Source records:
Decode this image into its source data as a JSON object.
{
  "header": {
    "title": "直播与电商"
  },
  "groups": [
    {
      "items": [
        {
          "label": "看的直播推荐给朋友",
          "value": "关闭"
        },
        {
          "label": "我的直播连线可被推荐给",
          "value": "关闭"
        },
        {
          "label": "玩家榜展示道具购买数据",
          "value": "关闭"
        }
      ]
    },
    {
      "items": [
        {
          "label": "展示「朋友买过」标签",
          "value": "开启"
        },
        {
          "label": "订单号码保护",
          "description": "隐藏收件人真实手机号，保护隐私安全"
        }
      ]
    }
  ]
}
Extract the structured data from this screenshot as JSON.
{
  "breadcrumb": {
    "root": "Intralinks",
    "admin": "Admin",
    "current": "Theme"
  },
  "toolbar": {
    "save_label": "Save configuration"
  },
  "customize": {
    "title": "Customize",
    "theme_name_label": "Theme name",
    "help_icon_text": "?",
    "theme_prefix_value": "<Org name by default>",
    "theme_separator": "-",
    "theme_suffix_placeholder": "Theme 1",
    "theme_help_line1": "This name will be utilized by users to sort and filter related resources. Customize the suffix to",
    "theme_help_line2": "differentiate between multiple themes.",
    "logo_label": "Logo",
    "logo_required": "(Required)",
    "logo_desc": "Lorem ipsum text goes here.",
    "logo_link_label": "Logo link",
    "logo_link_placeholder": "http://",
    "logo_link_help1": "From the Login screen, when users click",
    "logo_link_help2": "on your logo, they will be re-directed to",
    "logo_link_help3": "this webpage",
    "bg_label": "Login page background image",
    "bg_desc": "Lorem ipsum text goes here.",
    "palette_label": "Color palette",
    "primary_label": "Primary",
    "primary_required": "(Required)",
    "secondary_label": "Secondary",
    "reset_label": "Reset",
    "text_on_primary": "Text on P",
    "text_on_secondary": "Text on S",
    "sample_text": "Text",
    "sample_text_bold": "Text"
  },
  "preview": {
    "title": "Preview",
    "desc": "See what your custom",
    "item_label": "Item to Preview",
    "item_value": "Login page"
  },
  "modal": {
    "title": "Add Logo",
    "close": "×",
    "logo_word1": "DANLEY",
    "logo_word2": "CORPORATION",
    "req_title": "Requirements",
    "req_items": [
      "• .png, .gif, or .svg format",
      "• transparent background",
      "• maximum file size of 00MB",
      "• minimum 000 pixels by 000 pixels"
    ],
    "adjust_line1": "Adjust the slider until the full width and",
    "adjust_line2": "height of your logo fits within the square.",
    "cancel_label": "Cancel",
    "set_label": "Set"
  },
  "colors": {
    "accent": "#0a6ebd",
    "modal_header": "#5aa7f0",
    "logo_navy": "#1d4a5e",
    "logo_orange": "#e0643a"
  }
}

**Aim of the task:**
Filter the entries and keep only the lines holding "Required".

**Solution to this task:**
    "logo_required": "(Required)",
    "primary_required": "(Required)",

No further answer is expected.